Just got back from the Phils...was out in Tagbilaran City (the capital of the island of Bohol in the Visayas), and decided to check out a local market since I had a feeling I'd find some local blades...
A few days later, after asking around, someone told me to check out a forge in Loay, a small town near Tagbilaran. On our way back from the Chocolate Hills, we stopped at the forges (there were two right next to each other):
The forges were very basic and traditional. It was amazing watching the pandayan make tough working blades from scratch. I picked up a sansibar and a 10" knife for 700 Piso (the panday wanted 500 for the sansibar and 300 for the knife, but he agreed to sell me both for 700).
Funnily enough, the bolo I'd bought at the market and all the other blades for sale there were made at the same forges. It was quite cool to buy blades right from where they were made.
The driver of the van we were in knew exactly where the forges were when I told him I wanted to go there. I was looking at a bolo, and he picked up a sansibar and said, "that's for working in the fields. This is for taking out bad guys!" That pretty much sold me on the sansibar.
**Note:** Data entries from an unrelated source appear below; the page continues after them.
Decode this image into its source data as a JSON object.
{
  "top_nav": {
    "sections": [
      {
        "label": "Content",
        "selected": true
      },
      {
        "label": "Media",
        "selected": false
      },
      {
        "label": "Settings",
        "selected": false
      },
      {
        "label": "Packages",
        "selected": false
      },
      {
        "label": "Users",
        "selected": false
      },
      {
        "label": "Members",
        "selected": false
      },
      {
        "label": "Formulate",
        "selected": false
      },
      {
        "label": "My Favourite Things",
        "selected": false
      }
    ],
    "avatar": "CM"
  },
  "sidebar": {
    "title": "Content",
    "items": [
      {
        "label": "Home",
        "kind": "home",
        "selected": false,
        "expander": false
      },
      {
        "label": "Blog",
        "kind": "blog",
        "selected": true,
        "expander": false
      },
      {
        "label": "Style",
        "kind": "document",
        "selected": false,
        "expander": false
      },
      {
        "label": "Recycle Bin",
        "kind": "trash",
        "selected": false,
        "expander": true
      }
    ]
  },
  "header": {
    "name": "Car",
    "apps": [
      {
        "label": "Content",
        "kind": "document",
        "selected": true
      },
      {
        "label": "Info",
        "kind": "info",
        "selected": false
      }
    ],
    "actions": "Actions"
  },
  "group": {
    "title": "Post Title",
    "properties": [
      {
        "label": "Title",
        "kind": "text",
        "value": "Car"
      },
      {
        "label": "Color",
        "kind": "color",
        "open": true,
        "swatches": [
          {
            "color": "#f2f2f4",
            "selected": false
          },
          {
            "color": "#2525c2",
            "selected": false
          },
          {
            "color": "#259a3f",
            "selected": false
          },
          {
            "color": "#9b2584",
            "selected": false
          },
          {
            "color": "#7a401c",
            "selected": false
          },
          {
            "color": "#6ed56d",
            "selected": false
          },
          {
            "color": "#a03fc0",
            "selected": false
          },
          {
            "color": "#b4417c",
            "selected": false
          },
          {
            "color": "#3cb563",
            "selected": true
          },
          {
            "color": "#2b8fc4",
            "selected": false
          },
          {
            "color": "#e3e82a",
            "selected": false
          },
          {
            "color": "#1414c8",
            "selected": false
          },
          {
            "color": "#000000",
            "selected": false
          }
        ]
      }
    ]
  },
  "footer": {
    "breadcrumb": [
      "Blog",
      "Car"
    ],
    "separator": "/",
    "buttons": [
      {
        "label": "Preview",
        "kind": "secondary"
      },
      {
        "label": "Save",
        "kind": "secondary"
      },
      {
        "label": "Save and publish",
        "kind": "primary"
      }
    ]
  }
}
My trip to the Phils will truly be unforgettable--can't wait to go back out there later this year!
I wish I could have hung out there for longer too, but we were on a tight schedule. The other people in our group weren't all that interested unfortunately.
As far as keeping your knives safe--lock your suitcase up, bury the knives deep down among everything else and hope for the best. I had 10 blades (including an Emerson Combat Karambit) and none of them went missing, although the Customs guy at Manila tried to get a bribe out of me. He said I needed 'certificates' for my balisong and that I could buy them at the airport. I said OK, and then he said he needed to register my case and open my suitcase. I went, "awww man," and then he asked if I was traveling alone. I pointed to my friend who had just come through the metal detector, and he said he wasn't going to register it, but...and looked to the right, away from the X-Ray machines. He obviously wanted me to give him some cash. My response: "But what?" He finally let me go.
Many years ago, and long before I learned how to care for blades, I got a nice souvenir kris sword that I brought back. Left it in the sheath for safe keeping, and a long time later when I brought it out, it was covered in rust!
I collect knives and have a few hundred--every month or so, I get them all out, wipe them clean, and apply a fresh coat of mineral oil to them. Works well to keep the rust off them, especially with Filipino and Indonesian spring steel blades!
Nice pics. You're lucky youre only an hour away. I'd be in P.I. way more often if I lived that close. Maybe its a good thing, I'd be broke buying all their blades.
My stuff went thru the xray machine and the officer asked why I had so many sticks and bolos in my bag. I just showed him a police patch from their academy and told him i was there for training earlier and gave him a few extra I had. No problem after that.
Glad you liked the pics--I only took two of em myself (the two of the blades for sale in the market). Going broke buying blades is a genuine worry, but I think I'll pick up some for resale on my next trip. I meant to do that on this trip, and I should have, but I wanted to check out the quality of the steel first. They're actually great working blades and they look like they'll last a lifetime.
Cool that you had the police patch to get you through customs. I have a friend who is half-Filipino who collects medals and militaria. He cleared customs with a Navy hat in his bag. They were questioning him and when he opened his bag and they saw his hat, they saluted and let him through. lol
I picked up a set of rattan sticks and a set of black kamagong ones too. Since this is bf, I didn't post pics of those, but I have started learning a little arnis. Silat is my main thing though, and we use sticks too.
Yeah, I got 5 balis from Batangas. My Bahi sticks all cracked returning to our cold weather.
They are Great working blades. The village heat treats can be a lil iffy. I used a friend's Rockwell hardness files to test a bolo and it was softer in certain sections of the blade. They were not soft by any means or under heat treated. Problem is many panday will use any steel they get. Its pretty easy to spot the touristy stuff prob made of fender steel, but, it helps to carry a file.
Check out Leyte. They have some very nice itak. Too bad my stay was short.